Recently I went to an open house with a friend; a grand old house out of both our price ranges. It was grand for many reasons – hugely proportioned rooms, wrap around veranda, a butler’s pantry – but it was perhaps the dining room with its table for 12that made the house feel most grown-up. People don’t really dine in ‘dining rooms’ anymore, do they? Formal rooms are rarely a selling point these days and while, for me, the most exciting part of our recent renovation was creating a ‘dining nook’ I never envisaged us dining in a separate room to the kitchen.
I didn’t really think much about these thoughts... until I read House Thinking by Winifred Gallagher today. This book is all about the psychology of home; how home not only ‘reflects but also affects who you are.’
So, I was interested to realise how conflicted I truly am. My dining nook says more about me as a person than I ever realised.
‘Today when we ask ourselves, “What kind of people are we, and what kind of home do we want?” our different answers are often reflected in our dining space. If we think of ourselves and homes along the lines of “practical, friendly and casual”, we may decide that it’s silly to waste space on a dining room when most meals are eaten informally in kitchens. If we see ourselves as the kind of people who do things the right way, we may prefer to eat in a handsome formal dining room gleaming with silver...’
Ok, I get that. I would like to be considered as ‘practical, friendly and casual’ AND my new nook reflects this too. BUT, then Gallagher writes:
‘The idea that we may be judged by our dining room or even our wineglasses, or that we care about such judgments, is discomfiting. Yet at mealtime, most of us take some trouble – setting the table, pouring wine, making conversation, lighting candles – to remind ourselves and others that if we’re not to the manor born, we weren’t born in a barn either.’
Hmmm. On Saturday night we had friends over on the spur of the moment. We cooked pasta to watch in front of the rugby; a practical, friendly and casual meal to reflect our practical, friendly and casual selves.
Except we didn’t sit on the lounge to eat or gather around the island bench in a practical, friendly and casual manner; we sat in our dining nook using the ‘good’ cutlery and the ‘good’ plates, drinking red wine out of – albeit Ikea – wineglasses and looking over and around the vase of flowers in the middle of the table to see the game on the television.

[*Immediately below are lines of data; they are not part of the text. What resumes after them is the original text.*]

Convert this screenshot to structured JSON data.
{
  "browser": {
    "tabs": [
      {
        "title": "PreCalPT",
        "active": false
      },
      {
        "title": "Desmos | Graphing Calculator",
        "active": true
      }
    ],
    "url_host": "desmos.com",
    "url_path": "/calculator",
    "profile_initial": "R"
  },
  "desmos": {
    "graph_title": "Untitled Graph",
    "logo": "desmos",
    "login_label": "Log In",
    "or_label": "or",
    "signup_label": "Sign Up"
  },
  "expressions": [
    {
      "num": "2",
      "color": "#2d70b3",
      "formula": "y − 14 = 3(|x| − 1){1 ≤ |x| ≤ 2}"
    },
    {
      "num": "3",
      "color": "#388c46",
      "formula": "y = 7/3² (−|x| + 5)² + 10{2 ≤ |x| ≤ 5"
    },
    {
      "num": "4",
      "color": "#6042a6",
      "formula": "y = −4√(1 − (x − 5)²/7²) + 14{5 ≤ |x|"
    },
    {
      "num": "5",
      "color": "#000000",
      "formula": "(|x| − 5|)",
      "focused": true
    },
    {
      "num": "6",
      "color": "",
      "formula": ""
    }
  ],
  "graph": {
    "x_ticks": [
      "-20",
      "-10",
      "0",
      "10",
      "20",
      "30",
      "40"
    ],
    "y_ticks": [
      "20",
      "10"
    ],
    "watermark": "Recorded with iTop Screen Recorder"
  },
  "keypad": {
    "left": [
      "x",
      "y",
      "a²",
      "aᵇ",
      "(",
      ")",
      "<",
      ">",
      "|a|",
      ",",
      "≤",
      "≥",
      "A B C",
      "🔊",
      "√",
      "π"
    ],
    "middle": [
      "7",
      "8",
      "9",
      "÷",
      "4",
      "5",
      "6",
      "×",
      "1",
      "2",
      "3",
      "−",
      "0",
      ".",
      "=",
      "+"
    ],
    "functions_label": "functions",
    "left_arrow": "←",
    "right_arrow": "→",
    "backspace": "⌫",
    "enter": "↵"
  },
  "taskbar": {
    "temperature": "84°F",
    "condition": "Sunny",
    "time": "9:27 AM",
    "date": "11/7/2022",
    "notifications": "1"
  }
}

Oh, and the children also came downstairs a couple of times to complain that we were talking and laughing too loudly.
Confusion abounds and perhaps it’s time to stop reading books about house psychology.